**Stored entries:**
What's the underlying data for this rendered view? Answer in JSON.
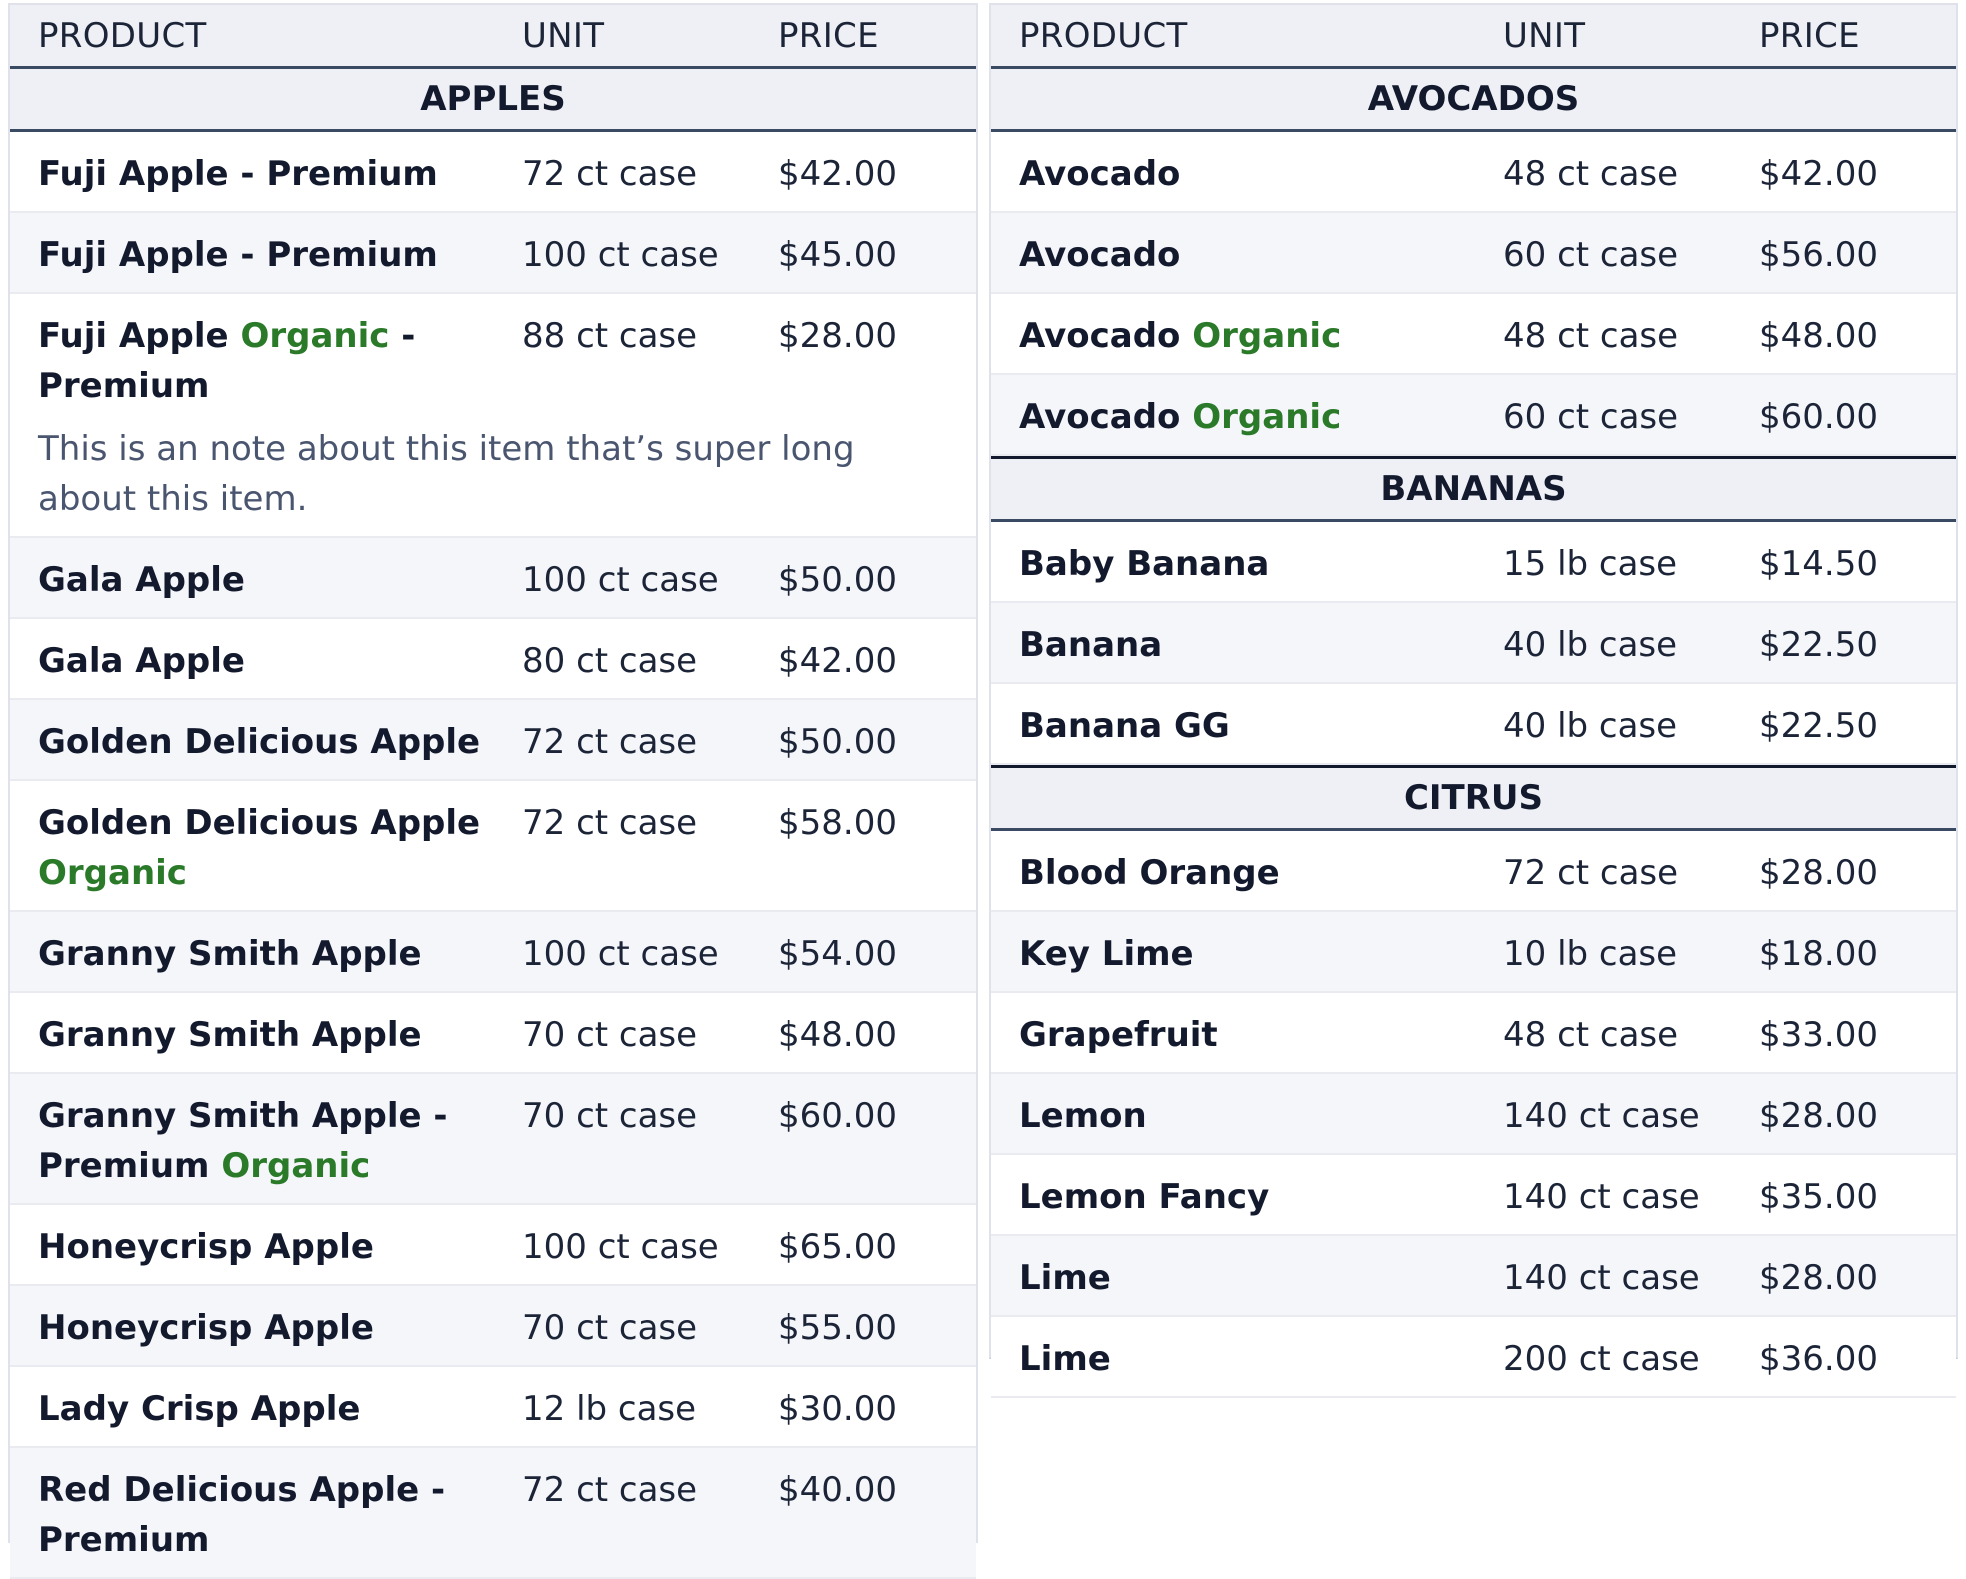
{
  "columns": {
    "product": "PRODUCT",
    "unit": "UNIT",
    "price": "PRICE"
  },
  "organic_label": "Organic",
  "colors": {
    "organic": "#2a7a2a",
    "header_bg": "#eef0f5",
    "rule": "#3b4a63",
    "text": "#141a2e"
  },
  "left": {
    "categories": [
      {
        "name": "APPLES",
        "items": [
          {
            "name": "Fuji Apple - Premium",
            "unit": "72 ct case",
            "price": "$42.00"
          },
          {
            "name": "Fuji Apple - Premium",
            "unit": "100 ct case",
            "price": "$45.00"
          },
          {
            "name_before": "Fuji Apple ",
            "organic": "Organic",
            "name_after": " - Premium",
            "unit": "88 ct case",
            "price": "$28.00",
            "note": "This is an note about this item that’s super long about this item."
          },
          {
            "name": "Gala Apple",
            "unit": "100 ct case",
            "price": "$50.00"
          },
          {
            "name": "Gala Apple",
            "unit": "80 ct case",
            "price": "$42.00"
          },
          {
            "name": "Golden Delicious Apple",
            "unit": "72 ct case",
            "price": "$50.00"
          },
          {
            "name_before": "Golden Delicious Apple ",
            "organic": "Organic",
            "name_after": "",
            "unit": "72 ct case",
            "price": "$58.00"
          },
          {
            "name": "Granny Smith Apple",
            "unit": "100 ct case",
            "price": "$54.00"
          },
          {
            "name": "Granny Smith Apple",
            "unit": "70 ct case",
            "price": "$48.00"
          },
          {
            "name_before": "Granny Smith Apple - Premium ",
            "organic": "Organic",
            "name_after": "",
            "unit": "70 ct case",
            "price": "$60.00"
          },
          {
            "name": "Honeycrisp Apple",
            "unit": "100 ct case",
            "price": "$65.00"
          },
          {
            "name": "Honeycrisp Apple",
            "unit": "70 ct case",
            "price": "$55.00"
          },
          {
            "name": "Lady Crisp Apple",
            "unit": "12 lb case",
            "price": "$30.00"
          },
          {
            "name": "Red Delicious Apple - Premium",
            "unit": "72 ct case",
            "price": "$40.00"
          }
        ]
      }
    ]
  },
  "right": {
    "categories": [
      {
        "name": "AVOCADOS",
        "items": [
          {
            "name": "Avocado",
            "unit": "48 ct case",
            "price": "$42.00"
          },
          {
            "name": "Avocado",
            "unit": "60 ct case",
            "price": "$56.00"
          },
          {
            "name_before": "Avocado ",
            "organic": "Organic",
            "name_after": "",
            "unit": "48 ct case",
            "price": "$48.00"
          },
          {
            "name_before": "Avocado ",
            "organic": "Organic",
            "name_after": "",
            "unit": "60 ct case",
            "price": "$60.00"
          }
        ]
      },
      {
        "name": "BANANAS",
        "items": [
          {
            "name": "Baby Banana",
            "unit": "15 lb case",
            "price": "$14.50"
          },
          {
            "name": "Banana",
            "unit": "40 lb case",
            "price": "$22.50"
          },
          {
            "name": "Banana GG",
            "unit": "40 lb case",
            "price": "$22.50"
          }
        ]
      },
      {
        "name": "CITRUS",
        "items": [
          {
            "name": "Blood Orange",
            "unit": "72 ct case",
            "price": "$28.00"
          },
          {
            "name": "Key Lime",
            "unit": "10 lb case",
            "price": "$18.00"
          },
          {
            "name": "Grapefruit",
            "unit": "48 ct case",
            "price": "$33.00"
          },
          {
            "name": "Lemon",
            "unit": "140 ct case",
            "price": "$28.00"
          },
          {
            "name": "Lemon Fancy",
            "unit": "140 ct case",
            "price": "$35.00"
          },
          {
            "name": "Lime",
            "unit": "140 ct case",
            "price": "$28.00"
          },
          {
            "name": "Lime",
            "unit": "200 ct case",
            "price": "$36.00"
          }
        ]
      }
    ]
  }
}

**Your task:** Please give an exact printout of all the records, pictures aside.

**Problem solution:**
What's the underlying data for this rendered view? Answer in JSON.
{
  "columns": {
    "product": "PRODUCT",
    "unit": "UNIT",
    "price": "PRICE"
  },
  "organic_label": "Organic",
  "colors": {
    "organic": "#2a7a2a",
    "header_bg": "#eef0f5",
    "rule": "#3b4a63",
    "text": "#141a2e"
  },
  "left": {
    "categories": [
      {
        "name": "APPLES",
        "items": [
          {
            "name": "Fuji Apple - Premium",
            "unit": "72 ct case",
            "price": "$42.00"
          },
          {
            "name": "Fuji Apple - Premium",
            "unit": "100 ct case",
            "price": "$45.00"
          },
          {
            "name_before": "Fuji Apple ",
            "organic": "Organic",
            "name_after": " - Premium",
            "unit": "88 ct case",
            "price": "$28.00",
            "note": "This is an note about this item that’s super long about this item."
          },
          {
            "name": "Gala Apple",
            "unit": "100 ct case",
            "price": "$50.00"
          },
          {
            "name": "Gala Apple",
            "unit": "80 ct case",
            "price": "$42.00"
          },
          {
            "name": "Golden Delicious Apple",
            "unit": "72 ct case",
            "price": "$50.00"
          },
          {
            "name_before": "Golden Delicious Apple ",
            "organic": "Organic",
            "name_after": "",
            "unit": "72 ct case",
            "price": "$58.00"
          },
          {
            "name": "Granny Smith Apple",
            "unit": "100 ct case",
            "price": "$54.00"
          },
          {
            "name": "Granny Smith Apple",
            "unit": "70 ct case",
            "price": "$48.00"
          },
          {
            "name_before": "Granny Smith Apple - Premium ",
            "organic": "Organic",
            "name_after": "",
            "unit": "70 ct case",
            "price": "$60.00"
          },
          {
            "name": "Honeycrisp Apple",
            "unit": "100 ct case",
            "price": "$65.00"
          },
          {
            "name": "Honeycrisp Apple",
            "unit": "70 ct case",
            "price": "$55.00"
          },
          {
            "name": "Lady Crisp Apple",
            "unit": "12 lb case",
            "price": "$30.00"
          },
          {
            "name": "Red Delicious Apple - Premium",
            "unit": "72 ct case",
            "price": "$40.00"
          }
        ]
      }
    ]
  },
  "right": {
    "categories": [
      {
        "name": "AVOCADOS",
        "items": [
          {
            "name": "Avocado",
            "unit": "48 ct case",
            "price": "$42.00"
          },
          {
            "name": "Avocado",
            "unit": "60 ct case",
            "price": "$56.00"
          },
          {
            "name_before": "Avocado ",
            "organic": "Organic",
            "name_after": "",
            "unit": "48 ct case",
            "price": "$48.00"
          },
          {
            "name_before": "Avocado ",
            "organic": "Organic",
            "name_after": "",
            "unit": "60 ct case",
            "price": "$60.00"
          }
        ]
      },
      {
        "name": "BANANAS",
        "items": [
          {
            "name": "Baby Banana",
            "unit": "15 lb case",
            "price": "$14.50"
          },
          {
            "name": "Banana",
            "unit": "40 lb case",
            "price": "$22.50"
          },
          {
            "name": "Banana GG",
            "unit": "40 lb case",
            "price": "$22.50"
          }
        ]
      },
      {
        "name": "CITRUS",
        "items": [
          {
            "name": "Blood Orange",
            "unit": "72 ct case",
            "price": "$28.00"
          },
          {
            "name": "Key Lime",
            "unit": "10 lb case",
            "price": "$18.00"
          },
          {
            "name": "Grapefruit",
            "unit": "48 ct case",
            "price": "$33.00"
          },
          {
            "name": "Lemon",
            "unit": "140 ct case",
            "price": "$28.00"
          },
          {
            "name": "Lemon Fancy",
            "unit": "140 ct case",
            "price": "$35.00"
          },
          {
            "name": "Lime",
            "unit": "140 ct case",
            "price": "$28.00"
          },
          {
            "name": "Lime",
            "unit": "200 ct case",
            "price": "$36.00"
          }
        ]
      }
    ]
  }
}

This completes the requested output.